=== Study material ===

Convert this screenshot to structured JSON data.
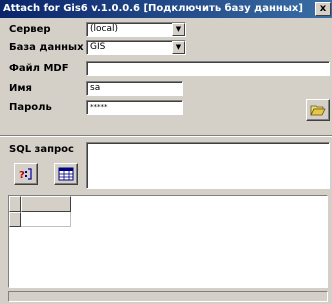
{
  "window": {
    "title": "Attach for Gis6 v.1.0.0.6 [Подключить базу данных]",
    "close_label": "x"
  },
  "form": {
    "server_label": "Сервер",
    "server_value": "(local)",
    "database_label": "База данных",
    "database_value": "GIS",
    "mdf_label": "Файл MDF",
    "mdf_value": "",
    "name_label": "Имя",
    "name_value": "sa",
    "password_label": "Пароль",
    "password_value": "*****"
  },
  "sql": {
    "label": "SQL запрос",
    "query": ""
  },
  "icons": {
    "dropdown": "dropdown-arrow-icon",
    "browse": "folder-open-icon",
    "query": "query-icon",
    "table": "table-grid-icon"
  },
  "colors": {
    "title_start": "#0a246a",
    "title_end": "#3a6ea5",
    "face": "#d4d0c8"
  }
}
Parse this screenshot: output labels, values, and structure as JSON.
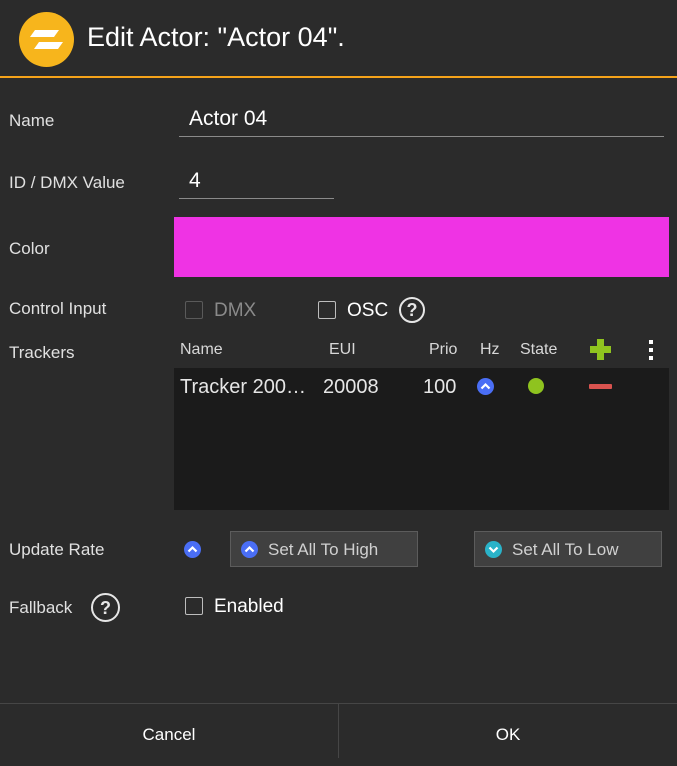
{
  "dialog": {
    "title": "Edit Actor: \"Actor 04\".",
    "logo_icon": "zone-logo-icon"
  },
  "fields": {
    "name_label": "Name",
    "name_value": "Actor 04",
    "id_label": "ID / DMX Value",
    "id_value": "4",
    "color_label": "Color",
    "color_value": "#ef33e4",
    "control_input_label": "Control Input",
    "dmx_label": "DMX",
    "osc_label": "OSC",
    "trackers_label": "Trackers",
    "update_rate_label": "Update Rate",
    "fallback_label": "Fallback",
    "enabled_label": "Enabled"
  },
  "trackers": {
    "columns": [
      "Name",
      "EUI",
      "Prio",
      "Hz",
      "State"
    ],
    "rows": [
      {
        "name": "Tracker 200…",
        "eui": "20008",
        "prio": "100",
        "hz": "high",
        "state": "ok"
      }
    ]
  },
  "buttons": {
    "set_all_high": "Set All To High",
    "set_all_low": "Set All To Low",
    "cancel": "Cancel",
    "ok": "OK"
  },
  "colors": {
    "accent": "#f5a31a",
    "hz_high": "#4a6ef5",
    "hz_low": "#2ab3c9",
    "state_ok": "#8fc31f",
    "remove": "#d9534f",
    "add": "#8fc31f"
  }
}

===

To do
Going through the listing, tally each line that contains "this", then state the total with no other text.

Solution to the exercise
2